| Aim of the task |
Within these entries, how many lines contain the word "Febrero"? Answer with the number alone.

| Exercise material |
-- Opening Marker --

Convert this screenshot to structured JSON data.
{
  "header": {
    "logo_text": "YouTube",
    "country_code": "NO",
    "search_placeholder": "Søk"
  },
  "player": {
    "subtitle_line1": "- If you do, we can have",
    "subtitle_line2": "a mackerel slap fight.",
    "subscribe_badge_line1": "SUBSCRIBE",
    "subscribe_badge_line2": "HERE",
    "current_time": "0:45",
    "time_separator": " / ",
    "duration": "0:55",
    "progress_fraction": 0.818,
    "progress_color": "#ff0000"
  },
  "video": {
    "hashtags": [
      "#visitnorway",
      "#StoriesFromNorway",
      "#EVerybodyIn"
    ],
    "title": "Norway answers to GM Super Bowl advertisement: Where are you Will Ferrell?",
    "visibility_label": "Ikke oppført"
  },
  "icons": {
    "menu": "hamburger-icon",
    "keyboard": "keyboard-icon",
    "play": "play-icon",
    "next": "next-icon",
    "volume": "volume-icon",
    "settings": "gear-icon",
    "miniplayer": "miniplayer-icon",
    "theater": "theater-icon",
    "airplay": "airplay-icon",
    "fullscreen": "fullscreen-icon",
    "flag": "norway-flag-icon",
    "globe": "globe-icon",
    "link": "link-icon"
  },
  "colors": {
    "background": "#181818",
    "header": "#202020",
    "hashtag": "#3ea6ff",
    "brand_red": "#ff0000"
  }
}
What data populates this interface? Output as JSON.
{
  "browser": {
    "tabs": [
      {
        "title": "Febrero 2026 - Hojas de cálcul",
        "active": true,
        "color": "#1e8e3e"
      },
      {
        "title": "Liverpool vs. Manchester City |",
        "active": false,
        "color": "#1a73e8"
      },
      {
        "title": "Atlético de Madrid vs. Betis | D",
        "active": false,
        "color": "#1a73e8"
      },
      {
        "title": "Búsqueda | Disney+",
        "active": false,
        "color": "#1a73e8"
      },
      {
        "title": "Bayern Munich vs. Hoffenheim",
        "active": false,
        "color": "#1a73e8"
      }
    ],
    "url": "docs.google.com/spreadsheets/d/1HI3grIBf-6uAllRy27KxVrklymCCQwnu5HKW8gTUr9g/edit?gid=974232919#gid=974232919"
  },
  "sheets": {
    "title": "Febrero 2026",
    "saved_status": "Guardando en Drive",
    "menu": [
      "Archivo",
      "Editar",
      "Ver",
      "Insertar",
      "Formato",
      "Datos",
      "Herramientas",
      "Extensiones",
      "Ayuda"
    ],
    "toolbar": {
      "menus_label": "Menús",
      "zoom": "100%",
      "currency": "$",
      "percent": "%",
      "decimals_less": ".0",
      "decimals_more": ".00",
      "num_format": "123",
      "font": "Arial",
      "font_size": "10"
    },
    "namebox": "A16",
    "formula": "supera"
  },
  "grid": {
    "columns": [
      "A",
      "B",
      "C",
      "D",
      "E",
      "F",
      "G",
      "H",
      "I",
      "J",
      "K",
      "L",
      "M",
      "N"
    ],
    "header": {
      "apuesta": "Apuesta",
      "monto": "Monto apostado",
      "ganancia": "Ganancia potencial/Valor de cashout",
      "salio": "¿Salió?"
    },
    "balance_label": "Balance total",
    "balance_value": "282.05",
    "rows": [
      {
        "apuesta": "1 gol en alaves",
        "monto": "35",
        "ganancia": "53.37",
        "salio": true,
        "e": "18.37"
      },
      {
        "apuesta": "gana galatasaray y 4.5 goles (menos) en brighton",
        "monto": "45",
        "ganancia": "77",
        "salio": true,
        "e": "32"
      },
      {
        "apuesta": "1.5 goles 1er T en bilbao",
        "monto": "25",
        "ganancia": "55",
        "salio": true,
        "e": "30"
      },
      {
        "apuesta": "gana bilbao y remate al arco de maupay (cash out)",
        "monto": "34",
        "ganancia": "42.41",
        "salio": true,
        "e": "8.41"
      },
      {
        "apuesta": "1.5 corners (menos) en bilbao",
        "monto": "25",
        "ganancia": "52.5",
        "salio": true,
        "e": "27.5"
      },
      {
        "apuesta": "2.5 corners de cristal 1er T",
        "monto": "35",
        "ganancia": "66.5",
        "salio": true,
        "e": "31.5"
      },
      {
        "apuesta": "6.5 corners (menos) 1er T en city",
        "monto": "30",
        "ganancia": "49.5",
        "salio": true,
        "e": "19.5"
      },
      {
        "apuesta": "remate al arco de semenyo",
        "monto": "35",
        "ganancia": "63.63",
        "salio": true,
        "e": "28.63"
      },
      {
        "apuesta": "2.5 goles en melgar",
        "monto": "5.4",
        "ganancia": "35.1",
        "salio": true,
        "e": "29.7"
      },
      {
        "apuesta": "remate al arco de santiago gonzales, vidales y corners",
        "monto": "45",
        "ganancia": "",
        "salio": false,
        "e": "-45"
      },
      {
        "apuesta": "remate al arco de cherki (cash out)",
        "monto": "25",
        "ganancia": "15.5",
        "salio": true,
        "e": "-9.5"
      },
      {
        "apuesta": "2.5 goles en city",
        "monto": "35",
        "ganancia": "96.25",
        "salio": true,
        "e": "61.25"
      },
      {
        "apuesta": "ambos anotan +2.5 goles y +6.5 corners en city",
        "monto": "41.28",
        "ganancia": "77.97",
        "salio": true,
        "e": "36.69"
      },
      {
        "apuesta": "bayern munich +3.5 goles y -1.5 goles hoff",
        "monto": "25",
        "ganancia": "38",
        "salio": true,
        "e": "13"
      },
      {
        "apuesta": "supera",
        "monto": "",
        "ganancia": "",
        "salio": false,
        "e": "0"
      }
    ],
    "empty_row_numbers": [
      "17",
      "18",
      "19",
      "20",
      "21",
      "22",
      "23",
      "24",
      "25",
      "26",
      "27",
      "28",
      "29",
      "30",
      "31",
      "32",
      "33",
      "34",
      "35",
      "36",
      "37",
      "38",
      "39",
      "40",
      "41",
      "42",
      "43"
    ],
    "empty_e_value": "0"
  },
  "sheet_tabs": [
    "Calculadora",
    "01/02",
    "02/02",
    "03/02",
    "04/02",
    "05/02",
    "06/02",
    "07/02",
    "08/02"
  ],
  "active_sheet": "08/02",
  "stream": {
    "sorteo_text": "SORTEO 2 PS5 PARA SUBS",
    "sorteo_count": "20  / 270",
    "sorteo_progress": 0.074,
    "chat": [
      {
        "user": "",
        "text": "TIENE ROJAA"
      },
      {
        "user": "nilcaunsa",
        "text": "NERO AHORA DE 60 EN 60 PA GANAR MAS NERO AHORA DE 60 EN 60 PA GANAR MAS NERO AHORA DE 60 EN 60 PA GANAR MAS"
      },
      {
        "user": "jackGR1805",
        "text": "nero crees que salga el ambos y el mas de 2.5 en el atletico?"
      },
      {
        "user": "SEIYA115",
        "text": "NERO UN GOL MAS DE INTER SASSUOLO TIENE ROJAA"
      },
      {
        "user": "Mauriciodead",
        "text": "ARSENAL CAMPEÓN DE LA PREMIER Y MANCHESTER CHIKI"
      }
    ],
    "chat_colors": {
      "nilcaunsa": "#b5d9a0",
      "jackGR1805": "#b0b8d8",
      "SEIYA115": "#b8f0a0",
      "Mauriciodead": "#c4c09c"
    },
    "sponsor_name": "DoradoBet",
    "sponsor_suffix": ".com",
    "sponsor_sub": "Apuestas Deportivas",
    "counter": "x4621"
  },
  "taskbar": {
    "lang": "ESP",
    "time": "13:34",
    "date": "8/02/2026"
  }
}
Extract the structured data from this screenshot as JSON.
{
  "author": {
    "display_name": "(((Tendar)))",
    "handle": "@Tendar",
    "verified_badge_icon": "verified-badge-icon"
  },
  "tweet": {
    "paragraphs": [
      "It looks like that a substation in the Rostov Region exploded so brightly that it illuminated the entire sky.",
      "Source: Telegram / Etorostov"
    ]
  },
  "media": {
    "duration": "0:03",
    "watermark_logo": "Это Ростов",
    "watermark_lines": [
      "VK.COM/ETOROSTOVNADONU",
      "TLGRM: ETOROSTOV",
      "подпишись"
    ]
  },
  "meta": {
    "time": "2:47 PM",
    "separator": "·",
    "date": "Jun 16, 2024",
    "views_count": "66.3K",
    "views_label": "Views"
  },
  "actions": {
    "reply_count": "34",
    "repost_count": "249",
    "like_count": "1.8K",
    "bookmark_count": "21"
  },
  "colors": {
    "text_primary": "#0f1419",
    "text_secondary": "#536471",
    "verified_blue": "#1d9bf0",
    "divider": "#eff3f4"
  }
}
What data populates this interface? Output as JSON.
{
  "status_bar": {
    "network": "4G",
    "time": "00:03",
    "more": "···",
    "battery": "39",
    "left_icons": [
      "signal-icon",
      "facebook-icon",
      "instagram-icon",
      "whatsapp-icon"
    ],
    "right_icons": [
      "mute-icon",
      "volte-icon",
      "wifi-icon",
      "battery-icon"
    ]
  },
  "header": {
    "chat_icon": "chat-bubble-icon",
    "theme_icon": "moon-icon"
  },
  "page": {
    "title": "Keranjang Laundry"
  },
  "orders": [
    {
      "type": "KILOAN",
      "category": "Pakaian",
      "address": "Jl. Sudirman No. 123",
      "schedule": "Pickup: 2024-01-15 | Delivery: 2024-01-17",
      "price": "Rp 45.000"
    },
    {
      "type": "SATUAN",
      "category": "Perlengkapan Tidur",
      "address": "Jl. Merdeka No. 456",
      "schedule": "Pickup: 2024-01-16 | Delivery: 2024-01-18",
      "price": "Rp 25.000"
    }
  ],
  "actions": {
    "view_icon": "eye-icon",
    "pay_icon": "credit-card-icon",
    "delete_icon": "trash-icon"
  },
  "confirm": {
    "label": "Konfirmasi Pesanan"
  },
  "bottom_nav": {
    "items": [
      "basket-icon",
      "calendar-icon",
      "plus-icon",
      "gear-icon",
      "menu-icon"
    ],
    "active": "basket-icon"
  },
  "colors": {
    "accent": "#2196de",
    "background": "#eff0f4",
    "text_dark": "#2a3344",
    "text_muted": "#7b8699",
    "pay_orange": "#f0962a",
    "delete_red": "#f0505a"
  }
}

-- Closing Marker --

| Result below |
2